Malcolm F. Collins
Department of Physics and Astronomy
Malcolm Collins did his undergraduate and graduate work at Cambridge University. After eight years as a staff member of the Atomic Energy Research Establishment at Harwell in England, he moved to McMaster University in 1969, where he has been an Alfred P. Sloan Foundation Fellow (1970-72) and Chair of the Physics Department (1976-82). He was the Director of the McMaster Nuclear Reactor from 1987-1994. He has been Chair of the Board of Trustees of the Canadian Institute for Neutron Scattering since 1996. He is a member of the Editorial Board of Solid State Communications.

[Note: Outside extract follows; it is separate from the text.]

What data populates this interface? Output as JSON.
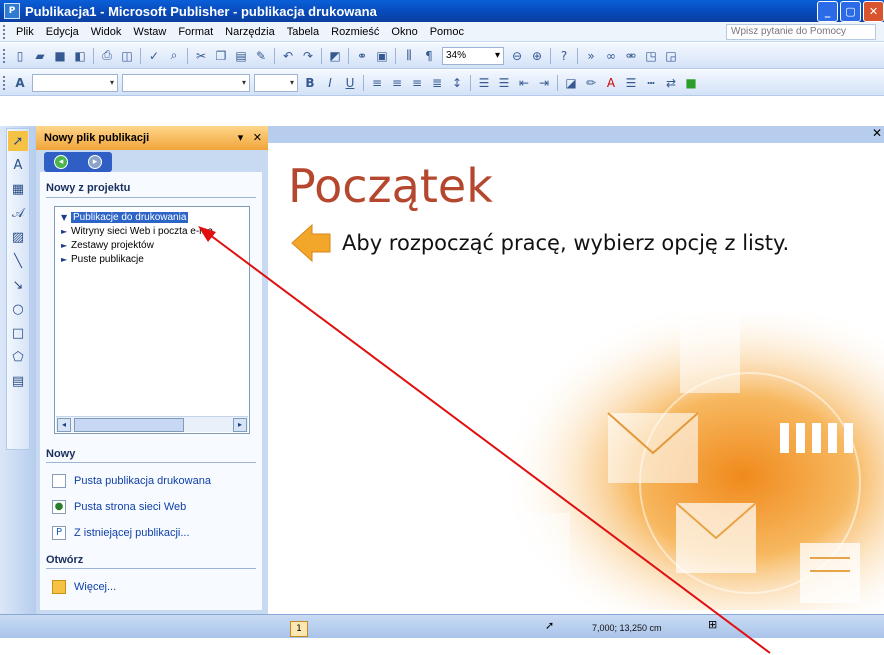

Dr. Collins' research work has been mainly in the field of neutron scattering. This work requires the use of the nuclear reactor at Chalk River or at NIST. Neutron scattering is the prime tool for determining magnetic order in solids. Dr. Collins' recent work is uncovering novel magnetic phases and unusual phase transitions in materials with competing magnetic interactions. This competition, known as frustration, changes the physics of magnetic systems. Dr. Collins is involved in investigating such effects in triangular antiferromagnets RbMnBr3 and KNiCl3 and in an antiferromagnet on a Kagomé lattice. Dr. Collins is also working on the glass transition; that is the changes that take place when a super-cooled liquid freezes to form a glass.